[Excerpts from an interface dataset]

--------------------------------

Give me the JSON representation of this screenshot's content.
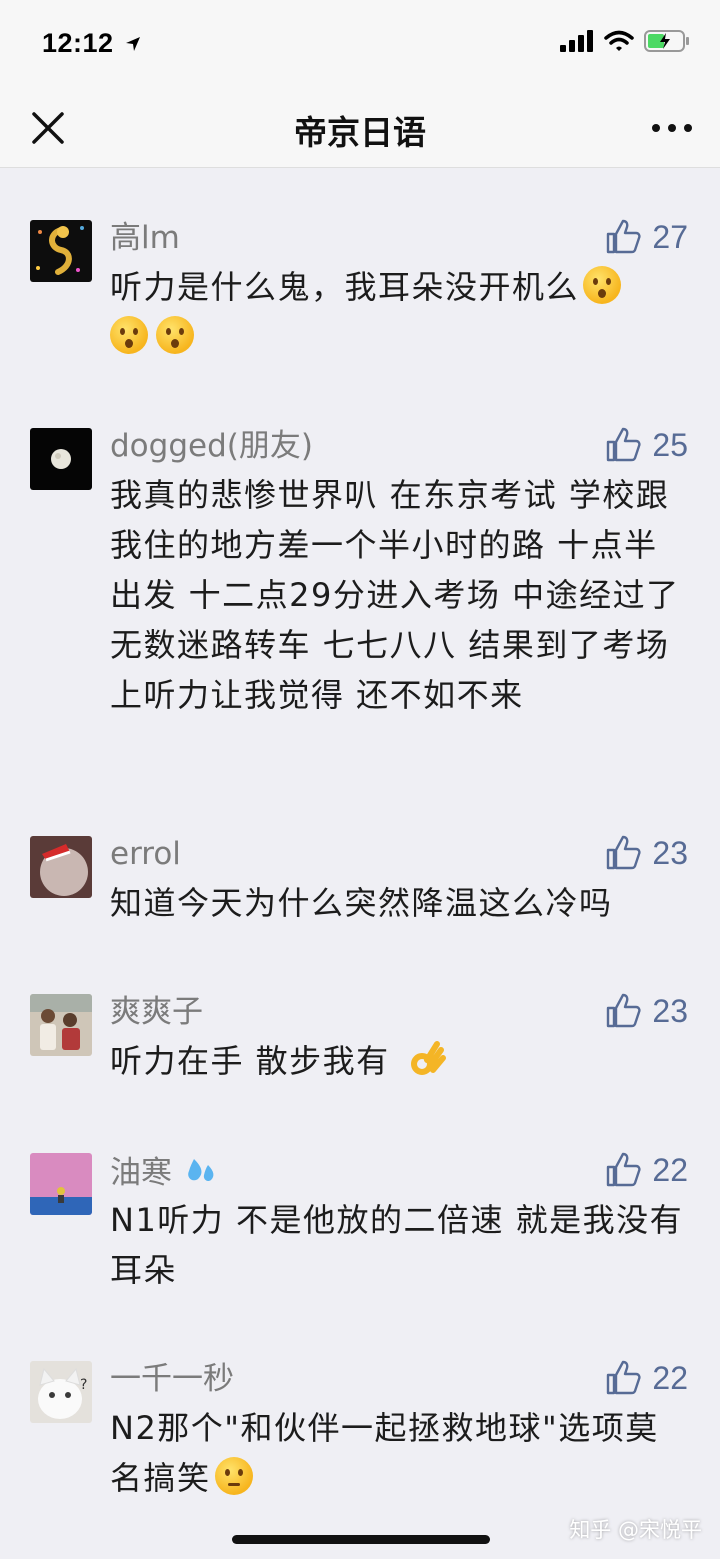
{
  "status_bar": {
    "time": "12:12"
  },
  "nav": {
    "title": "帝京日语"
  },
  "comments": [
    {
      "author": "高lm",
      "likes": "27",
      "text": "听力是什么鬼，我耳朵没开机么",
      "emoji_count": 3
    },
    {
      "author": "dogged(朋友)",
      "likes": "25",
      "text": "我真的悲惨世界叭 在东京考试 学校跟我住的地方差一个半小时的路 十点半出发 十二点29分进入考场 中途经过了无数迷路转车 七七八八 结果到了考场上听力让我觉得 还不如不来"
    },
    {
      "author": "errol",
      "likes": "23",
      "text": "知道今天为什么突然降温这么冷吗"
    },
    {
      "author": "爽爽子",
      "likes": "23",
      "text": "听力在手 散步我有"
    },
    {
      "author": "油寒",
      "likes": "22",
      "text": "N1听力 不是他放的二倍速 就是我没有耳朵"
    },
    {
      "author": "一千一秒",
      "likes": "22",
      "text": "N2那个\"和伙伴一起拯救地球\"选项莫名搞笑"
    }
  ],
  "icons": {
    "close": "close-icon",
    "more": "more-icon",
    "like": "thumbs-up-icon",
    "accent_color": "#576b95"
  },
  "watermark": "知乎 @宋悦平"
}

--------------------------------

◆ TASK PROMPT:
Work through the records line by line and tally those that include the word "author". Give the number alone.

◆ WRITTEN SOLUTION:
6